With the 366 GB FAST Cache, nearly all reads and writes were hitting either the DRAM or FAST Cache. In these cases, the number of backing disks did not affect the score because disks were rarely being accessed. At this cache size, all frequently accessed data fit into the FAST Cache. However, with the 92 GB FAST Cache, the cache hit percentage decreased to 96.5% and 92.1% for the 11 HDD and 20 HDD configurations, respectively. This indicated that the entire working set could no longer fit into the 92 GB FAST Cache. The 11 HDD configuration began to show decreased performance relative to 20 HDDs, because although only 3.5% of total I/O operations were going to disk, the increase in disk latency was large enough to reduce throughput and affect VMmark score. Despite this, a FAST Cache of 92 GB was still sufficient to provide us with VMmark performance that met QoS requirements. The higher read hit percentages in the 11 HDD configuration reflected this reduced throughput. Lower throughput resulted in a smaller working set and an accordingly higher read hit percentage.

Overall, FAST Cache did an excellent job of identifying the working set. Although only 8% of the 1.09 TB dataset could fit in the 92 GB cache at any one time, at least 92% of I/O requests were hitting the cache.

Scaling FAST Cache gave us a sense of the working set size of the VMmark benchmark. As performance with the 92 GB FAST Cache demonstrated a knee at 3 tiles, this suggests the working set size at 3 tiles is less than 92 GB and the working set size at 4 tiles is slightly greater than 92 GB. Knowing the approximate working set size per tile would allow us to select the minimum FAST Cache size required if we wanted our entire working set to fit into the FAST Cache, even if we scaled the benchmark to an arbitrary number of tiles in a different cluster.

The results below show that I/O operations per second and I/O latency were affected by our environment characteristics.

I/O Latency at 4 Tiles

The variability in read latency is clearly affected by both FAST Cache size and number of backing HDDs. Latency is highest with only 11 HDDs and the smaller FAST Cache, and decreases as we add HDDs. Latency decreases even more with the larger FAST Cache size as nearly all reads hit the cache.

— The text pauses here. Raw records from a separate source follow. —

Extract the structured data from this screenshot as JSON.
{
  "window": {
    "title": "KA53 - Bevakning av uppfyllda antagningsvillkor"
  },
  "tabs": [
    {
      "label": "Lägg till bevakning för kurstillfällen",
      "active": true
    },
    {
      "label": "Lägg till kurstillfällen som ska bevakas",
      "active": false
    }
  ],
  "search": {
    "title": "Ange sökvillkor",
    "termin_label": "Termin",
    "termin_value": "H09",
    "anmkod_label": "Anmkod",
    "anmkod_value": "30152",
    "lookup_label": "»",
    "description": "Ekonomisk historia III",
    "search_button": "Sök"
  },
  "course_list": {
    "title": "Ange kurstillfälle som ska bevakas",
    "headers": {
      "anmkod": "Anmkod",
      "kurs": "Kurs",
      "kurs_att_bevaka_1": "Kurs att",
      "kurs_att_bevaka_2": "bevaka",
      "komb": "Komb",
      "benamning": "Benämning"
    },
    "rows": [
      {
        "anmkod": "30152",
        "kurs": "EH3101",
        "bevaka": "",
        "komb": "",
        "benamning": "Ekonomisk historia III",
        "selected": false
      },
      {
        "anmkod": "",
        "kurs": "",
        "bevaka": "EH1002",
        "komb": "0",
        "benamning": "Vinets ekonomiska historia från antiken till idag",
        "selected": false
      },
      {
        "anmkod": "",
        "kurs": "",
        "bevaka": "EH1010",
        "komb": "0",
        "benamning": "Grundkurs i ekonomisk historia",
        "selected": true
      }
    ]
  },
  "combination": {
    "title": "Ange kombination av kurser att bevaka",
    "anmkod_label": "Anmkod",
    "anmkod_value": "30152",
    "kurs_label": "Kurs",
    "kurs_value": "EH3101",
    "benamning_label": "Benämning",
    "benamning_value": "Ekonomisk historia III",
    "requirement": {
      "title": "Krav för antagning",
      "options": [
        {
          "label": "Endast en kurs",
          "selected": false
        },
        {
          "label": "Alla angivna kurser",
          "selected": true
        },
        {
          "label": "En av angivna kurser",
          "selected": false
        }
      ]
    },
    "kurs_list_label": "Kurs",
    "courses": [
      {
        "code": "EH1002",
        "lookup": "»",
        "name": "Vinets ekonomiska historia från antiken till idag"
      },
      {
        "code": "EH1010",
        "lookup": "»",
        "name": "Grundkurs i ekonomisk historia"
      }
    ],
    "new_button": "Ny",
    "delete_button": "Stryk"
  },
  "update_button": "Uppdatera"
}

Write latency, however, is relatively constant across configurations, which is as expected because in each configuration nearly all writes are being served by either the DRAM cache or FAST Cache.

It’s clear that we can replace a large number of HDDs with a much smaller number of EFDs and get similar or improved performance results. An array with 11 HDDs and FAST Cache outperformed an array with 20 HDDs without FAST Cache. FAST Cache handles the workloads’ performance requirements so that we need only to supply the HDDs necessary for their storage space, rather than performance capabilities. This allows us to reduce the number of HDDs and their associated power, space, cooling, and cost.

Tiered storage solutions like FAST Cache make excellent use of EFDs, even to the extent that 92% or more of our I/O operations are benefitting from Flash-level latencies while the EFD storage itself holds only 8% of our total data. The increased VMmark scores demonstrate the ability of FAST Cache to pinpoint the most active data remarkably well, and, even in a bursty environment, show incredible improvements in I/O latency and in the load that a cluster can support.  Our testing showed FAST Cache provides Flash-level storage access speeds to the data that needs it most, reduces storage bottlenecking and increases supported load, making FAST Cache a highly valuable addition to the datacenter.